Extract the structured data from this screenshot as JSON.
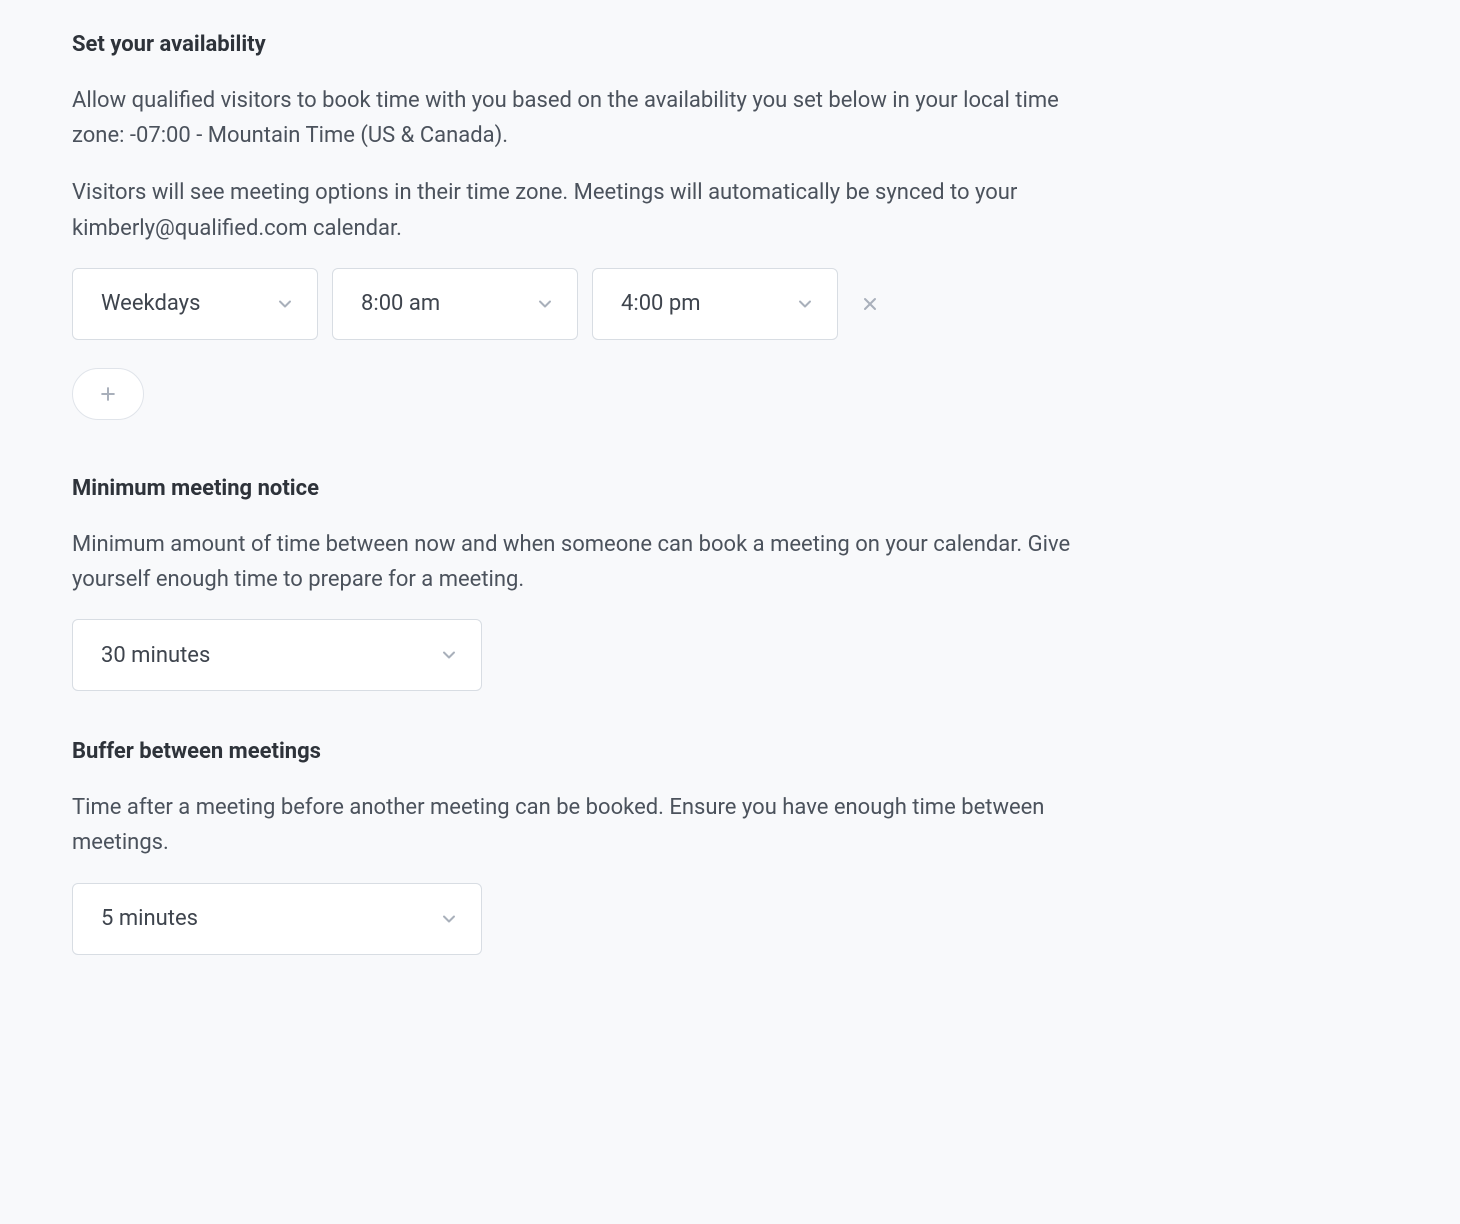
{
  "availability": {
    "title": "Set your availability",
    "desc1": "Allow qualified visitors to book time with you based on the availability you set below in your local time zone: -07:00 - Mountain Time (US & Canada).",
    "desc2": "Visitors will see meeting options in their time zone. Meetings will automatically be synced to your kimberly@qualified.com calendar.",
    "row": {
      "days": "Weekdays",
      "start": "8:00 am",
      "end": "4:00 pm"
    }
  },
  "notice": {
    "title": "Minimum meeting notice",
    "desc": "Minimum amount of time between now and when someone can book a meeting on your calendar. Give yourself enough time to prepare for a meeting.",
    "value": "30 minutes"
  },
  "buffer": {
    "title": "Buffer between meetings",
    "desc": "Time after a meeting before another meeting can be booked. Ensure you have enough time between meetings.",
    "value": "5 minutes"
  }
}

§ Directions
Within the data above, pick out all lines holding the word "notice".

§ Solution to the exercise
  "notice": {
    "title": "Minimum meeting notice",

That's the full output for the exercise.